##### Dataset #####

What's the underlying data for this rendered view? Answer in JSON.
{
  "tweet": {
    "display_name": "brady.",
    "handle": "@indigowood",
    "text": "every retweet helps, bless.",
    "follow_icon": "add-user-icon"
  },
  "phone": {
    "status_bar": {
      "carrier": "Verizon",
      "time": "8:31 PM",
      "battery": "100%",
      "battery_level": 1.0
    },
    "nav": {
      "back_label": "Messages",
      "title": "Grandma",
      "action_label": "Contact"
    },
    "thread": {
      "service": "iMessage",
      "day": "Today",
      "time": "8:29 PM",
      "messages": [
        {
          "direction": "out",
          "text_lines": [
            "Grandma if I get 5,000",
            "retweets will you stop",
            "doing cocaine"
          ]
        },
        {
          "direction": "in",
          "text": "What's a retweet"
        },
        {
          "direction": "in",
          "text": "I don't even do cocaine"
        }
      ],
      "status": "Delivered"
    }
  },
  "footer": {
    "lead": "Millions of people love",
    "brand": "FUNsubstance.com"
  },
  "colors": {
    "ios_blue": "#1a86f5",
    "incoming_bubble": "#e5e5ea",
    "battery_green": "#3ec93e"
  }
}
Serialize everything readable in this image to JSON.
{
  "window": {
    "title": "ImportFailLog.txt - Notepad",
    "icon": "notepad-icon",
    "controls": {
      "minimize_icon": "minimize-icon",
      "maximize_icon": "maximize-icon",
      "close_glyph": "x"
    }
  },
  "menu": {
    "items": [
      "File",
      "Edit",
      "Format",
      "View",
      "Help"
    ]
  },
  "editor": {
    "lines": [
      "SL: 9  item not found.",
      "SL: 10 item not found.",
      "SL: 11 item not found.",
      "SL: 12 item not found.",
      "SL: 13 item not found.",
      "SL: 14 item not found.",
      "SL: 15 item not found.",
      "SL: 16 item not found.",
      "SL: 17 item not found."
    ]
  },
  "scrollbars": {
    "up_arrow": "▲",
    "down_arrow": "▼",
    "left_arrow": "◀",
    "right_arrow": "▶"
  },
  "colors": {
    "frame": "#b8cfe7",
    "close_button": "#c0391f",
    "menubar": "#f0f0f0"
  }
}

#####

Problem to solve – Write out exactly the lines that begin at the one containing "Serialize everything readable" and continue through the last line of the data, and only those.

Written reply –
Serialize everything readable in this image to JSON.
{
  "window": {
    "title": "ImportFailLog.txt - Notepad",
    "icon": "notepad-icon",
    "controls": {
      "minimize_icon": "minimize-icon",
      "maximize_icon": "maximize-icon",
      "close_glyph": "x"
    }
  },
  "menu": {
    "items": [
      "File",
      "Edit",
      "Format",
      "View",
      "Help"
    ]
  },
  "editor": {
    "lines": [
      "SL: 9  item not found.",
      "SL: 10 item not found.",
      "SL: 11 item not found.",
      "SL: 12 item not found.",
      "SL: 13 item not found.",
      "SL: 14 item not found.",
      "SL: 15 item not found.",
      "SL: 16 item not found.",
      "SL: 17 item not found."
    ]
  },
  "scrollbars": {
    "up_arrow": "▲",
    "down_arrow": "▼",
    "left_arrow": "◀",
    "right_arrow": "▶"
  },
  "colors": {
    "frame": "#b8cfe7",
    "close_button": "#c0391f",
    "menubar": "#f0f0f0"
  }
}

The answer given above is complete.